I discovered a fun book at my last library visit with the boys. It was called "Back-to School Rules" by Laurie Friedman. If you have read it you are probably thinking, well it is FULL of don'ts. Well you are right it is... the perfect book to practice on. I also LOVE that is it full of silly don'ts, for example, "don't slither on the floor" or "don't whistle, burp or bite." You and I both know those do come up at the carpet and we have to pause and "mini lesson it up" on what common sense means. This books helps to get some of those silly, crazy rules out of their system at the appropriate time and helps to not detour the good conversation following the story.

I chose a handful of negatively toned rules from the story and made "I can" rules that featured the same outcome, but in a more positive light. I then created  mini posters for sorting whole group or in small group. I also created a few activities that allows them to practice rephrasing, making up their own "I cans" and then a fun craft to present them. I also made a few comprehension activities to introduce author's purpose and review main idea, setting and supporting details.

Click here to check it out in my store!

I really love creating my classroom expectations with my students. If you haven't already started doing that, I would definitely recommend trying. There is so much more buy in and they truly do have great ideas, even if the occasional "don't cut your hair" or "swing from the lights" does come up as suggestions. Ha! 

Typically my list ends up something like this: 

We can try our best and work hard. 
We can be kind to others. 
We can be good listeners to others. 
We can make safe choices.
We can have fun. 
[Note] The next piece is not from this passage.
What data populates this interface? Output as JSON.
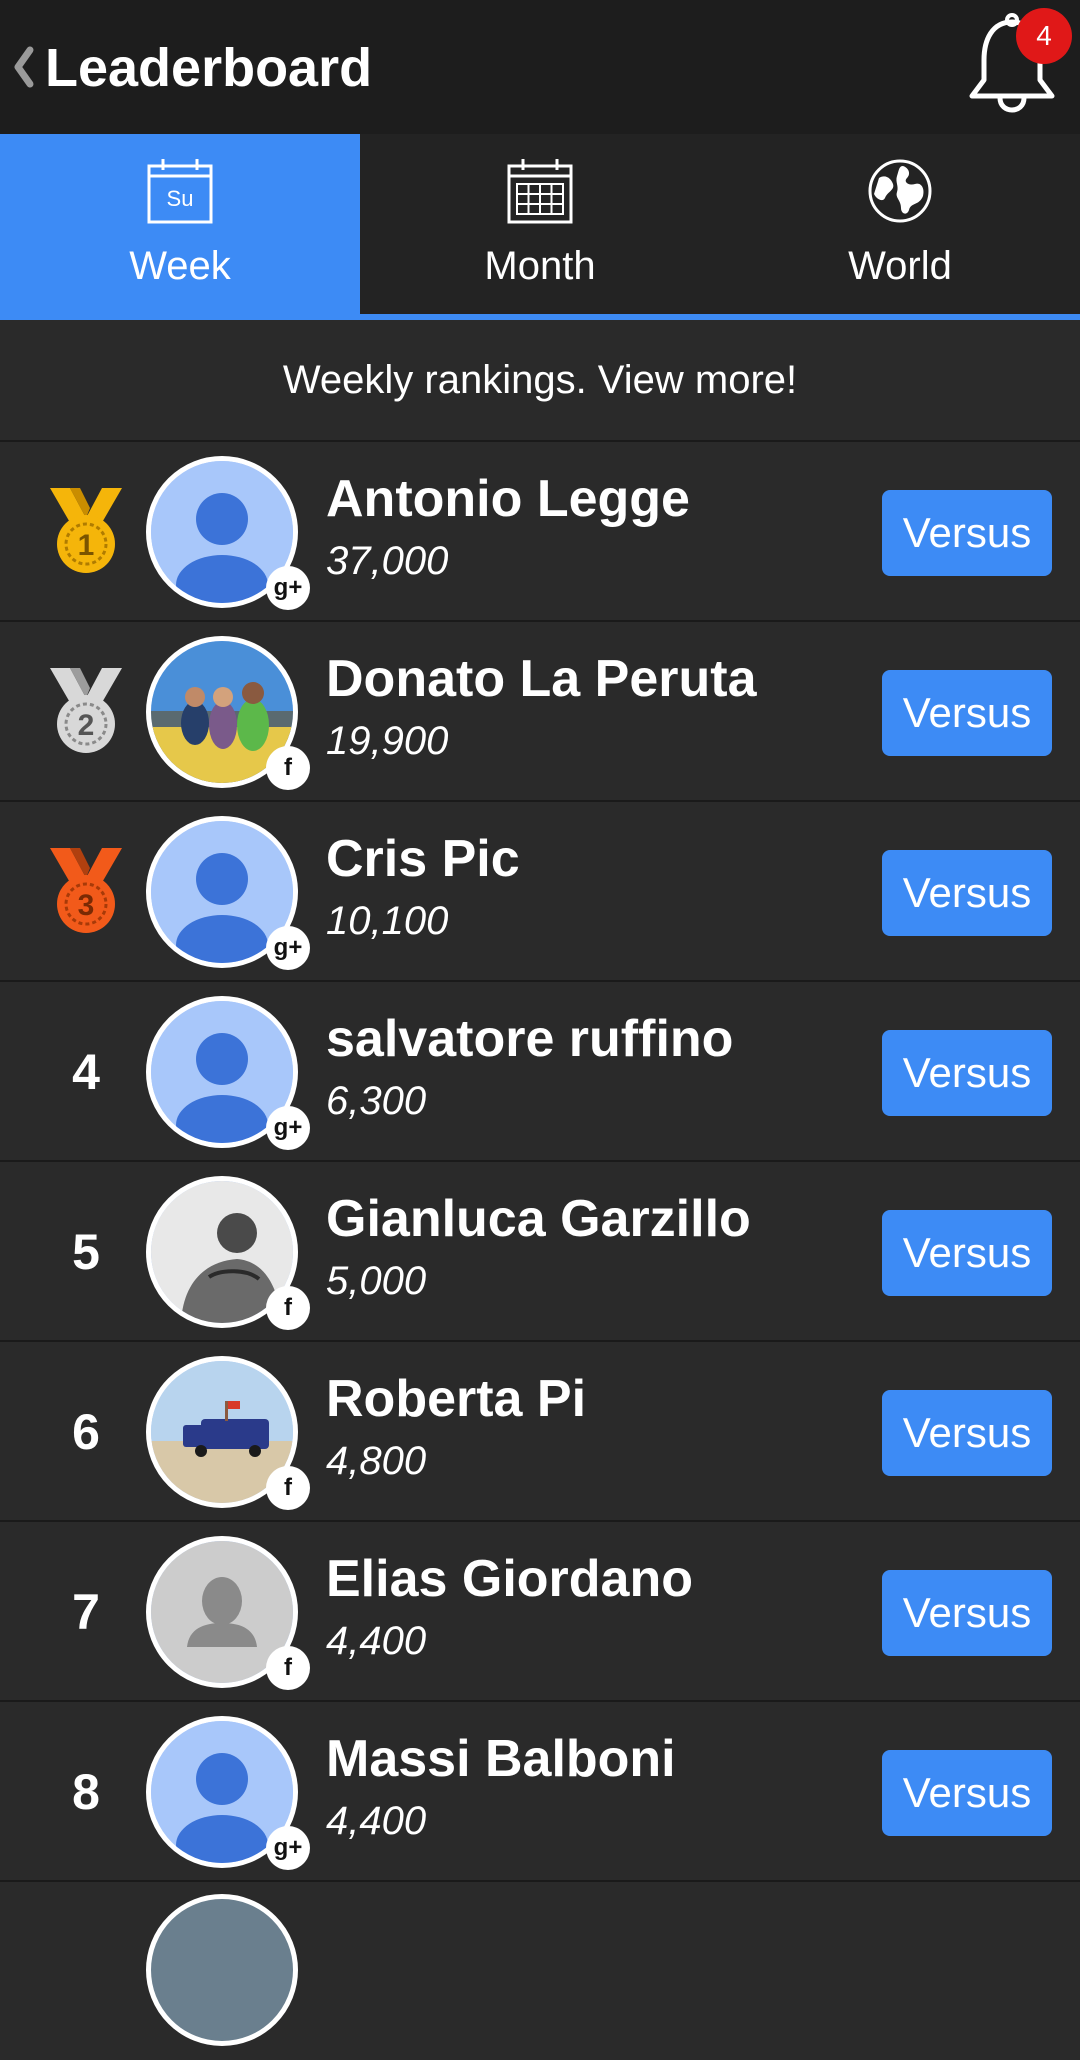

Of course each year has variations, but usually very similar. If my kids keep coming up with lists like this it feels like a win to me. Cheers to another great upcoming year!